A Rand Supreme Court judge this week said the National Education Crisis Committee could be viewed as aiming to overthrow the state by using school children and exploiting grievances around black education.

Mr Justice LTC Harms made this comment during his judgement which rejected New Nation editor Zwelakhe Sisulu's urgent application for his release from detention. His remark came shortly after government officials had apparently given the NECC some legitimacy by approaching it for comment on a new black education Bill. Justice Harms said the official reasons provided for Sisulu's 11-month detention were his alleged involvement in the executive of the NECC.

In a lengthy memorandum which Sisulu prepared for the Minister of Law and Order, Adriaan Vlok, Sisulu denied that he belonged to the NECC executive. He stressed that his involvement in the education body formed after unrest had disrupted schooling was minimal. However, Justice Harms said Sisulu had admitted that he gave the keynote address at an NECC conference in April 1986.

The judge said it was clear from Sisulu's speech that "some of the NECC's aims were laudable while others were, to say the least, legitimate" – especially considering the complexities of the education crisis. But, Justice Harms added, "the speech as a whole does evince an intention to overthrow the state by using black children and exploiting the conditions and grievances surrounding black education".

The judge criticised the fact that Sisulu's memorandum had not been handed to Vlok. He said Sisulu could have had a legitimate expectation that his representations would be heard. But, the judge added, Sisulu had the "insuperable difficulty" that the Appeal Court had ruled this year that the minister of law and order's failure to consider a detainee's representation would have no legal consequence.

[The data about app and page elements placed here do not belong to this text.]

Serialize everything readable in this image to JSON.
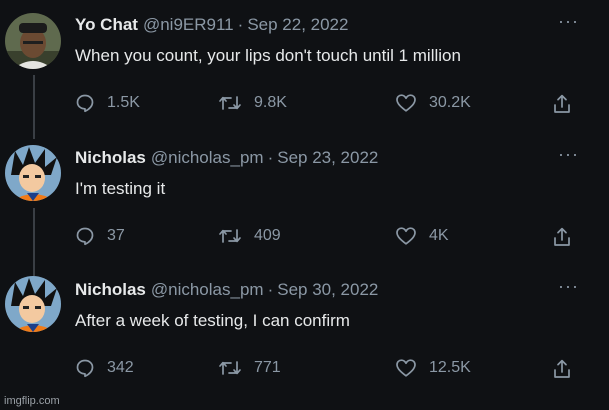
{
  "tweets": [
    {
      "name": "Yo Chat",
      "handle": "@ni9ER911",
      "separator": "·",
      "date": "Sep 22, 2022",
      "text": "When you count, your lips don't touch until 1 million",
      "replies": "1.5K",
      "retweets": "9.8K",
      "likes": "30.2K"
    },
    {
      "name": "Nicholas",
      "handle": "@nicholas_pm",
      "separator": "·",
      "date": "Sep 23, 2022",
      "text": "I'm testing it",
      "replies": "37",
      "retweets": "409",
      "likes": "4K"
    },
    {
      "name": "Nicholas",
      "handle": "@nicholas_pm",
      "separator": "·",
      "date": "Sep 30, 2022",
      "text": "After a week of testing, I can confirm",
      "replies": "342",
      "retweets": "771",
      "likes": "12.5K"
    }
  ],
  "more_label": "···",
  "watermark": "imgflip.com",
  "icons": {
    "reply": "reply-icon",
    "retweet": "retweet-icon",
    "like": "heart-icon",
    "share": "share-icon"
  },
  "colors": {
    "background": "#0f1114",
    "text": "#e7e9ea",
    "muted": "#8b98a5"
  }
}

The judge rejected all the legal arguments Sisulu's lawyers advanced for his release, including what he called a "semantic quibble" about the phrasing of PW Botha's order promulgating the June 1987 Emergency.

* An application for the release of United Democratic Front leaders Murphy Morobe and Mohammad Valli is expected to be heard by the Rand Supreme Court on Tuesday.  

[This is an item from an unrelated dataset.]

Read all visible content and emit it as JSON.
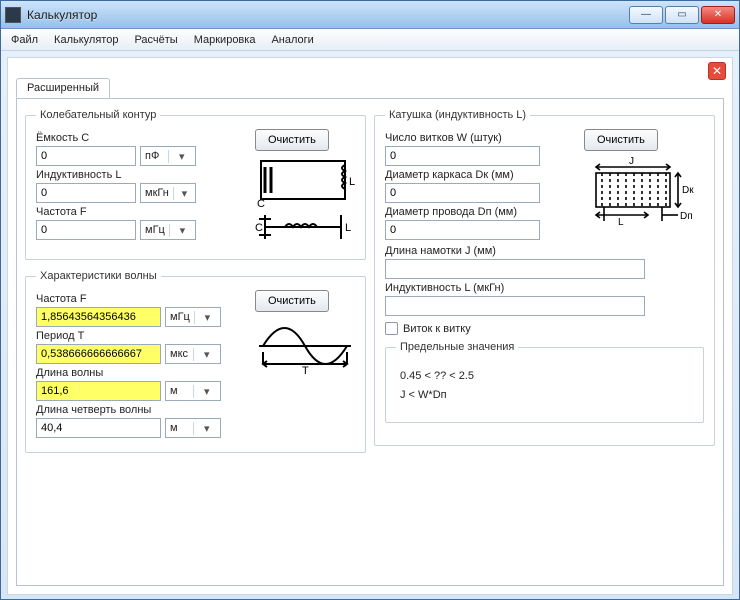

This article originally appeared in the Weekly Mail.
 

 

 

M&G Newspaper

Keep the powerful accountable

Subscribe for R30/mth for the first three months. Cancel anytime.

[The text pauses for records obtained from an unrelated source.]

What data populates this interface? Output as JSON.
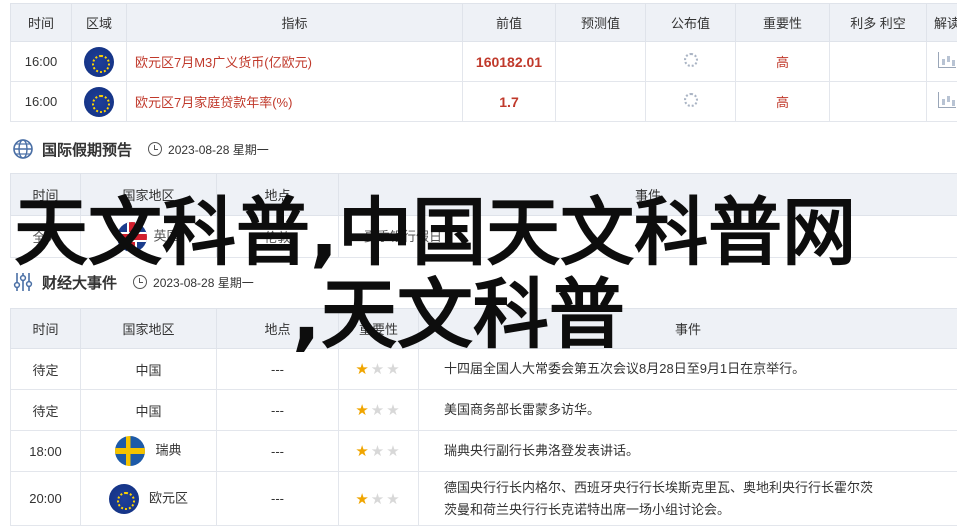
{
  "top_table": {
    "headers": [
      "时间",
      "区域",
      "指标",
      "前值",
      "预测值",
      "公布值",
      "重要性",
      "利多 利空",
      "解读"
    ],
    "rows": [
      {
        "time": "16:00",
        "region_flag": "eu-flag-icon",
        "indicator": "欧元区7月M3广义货币(亿欧元)",
        "prev": "160182.01",
        "importance": "高"
      },
      {
        "time": "16:00",
        "region_flag": "eu-flag-icon",
        "indicator": "欧元区7月家庭贷款年率(%)",
        "prev": "1.7",
        "importance": "高"
      }
    ]
  },
  "holiday_section": {
    "title": "国际假期预告",
    "date": "2023-08-28 星期一",
    "headers": [
      "时间",
      "国家地区",
      "地点",
      "事件"
    ],
    "rows": [
      {
        "time": "全天",
        "region": "英国",
        "place": "伦敦",
        "event": "夏季银行假日"
      }
    ]
  },
  "finance_section": {
    "title": "财经大事件",
    "date": "2023-08-28 星期一",
    "headers": [
      "时间",
      "国家地区",
      "地点",
      "重要性",
      "事件"
    ],
    "rows": [
      {
        "time": "待定",
        "region": "中国",
        "place": "---",
        "event": "十四届全国人大常委会第五次会议8月28日至9月1日在京举行。"
      },
      {
        "time": "待定",
        "region": "中国",
        "place": "---",
        "event": "美国商务部长雷蒙多访华。"
      },
      {
        "time": "18:00",
        "region": "瑞典",
        "place": "---",
        "event": "瑞典央行副行长弗洛登发表讲话。"
      },
      {
        "time": "20:00",
        "region": "欧元区",
        "place": "---",
        "event_line1": "德国央行行长内格尔、西班牙央行行长埃斯克里瓦、奥地利央行行长霍尔茨",
        "event_line2": "茨曼和荷兰央行行长克诺特出席一场小组讨论会。"
      }
    ]
  },
  "overlay": {
    "line1": "天文科普,中国天文科普网",
    "line2": ",天文科普"
  },
  "colors": {
    "accent_red": "#c0392b",
    "header_bg": "#eef1f6",
    "star": "#f0a500"
  }
}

Subscribers get access to all our best journalism, subscriber-only newsletters, events and a weekly cryptic crossword.

Related stories

WELCOME TO YOUR M&G

Already a subscriber? Sign in here

Advertising

Latest stories

The Blue Train’s great Gupta voyage – and the whistleblower...

In 2016, Prinsloo sounded the alarm about the hazardous condition of the Blue Train and free trips being offered to friends of Transnet executives, including the Gupta family and Duduzane Zuma.

Provincial political jostling is in full force as the ANC...

There will be losers and winners as the provinces prepare for their elective conferences and slates are sealed. Find out who is trading.

It’s a Khaltsha thing: Khayelitsha’s growing middle class

In a few years the township will ‘disappear’, and Khayelitsha will become a city, believes one local entrepreneur

Locust fighters in a losing battle in the Nama Karoo

Expert calls for a radical rethink of how South Africa manages brown locust outbreaks.
Advertising

press releases

Loading latest Press Releases…
×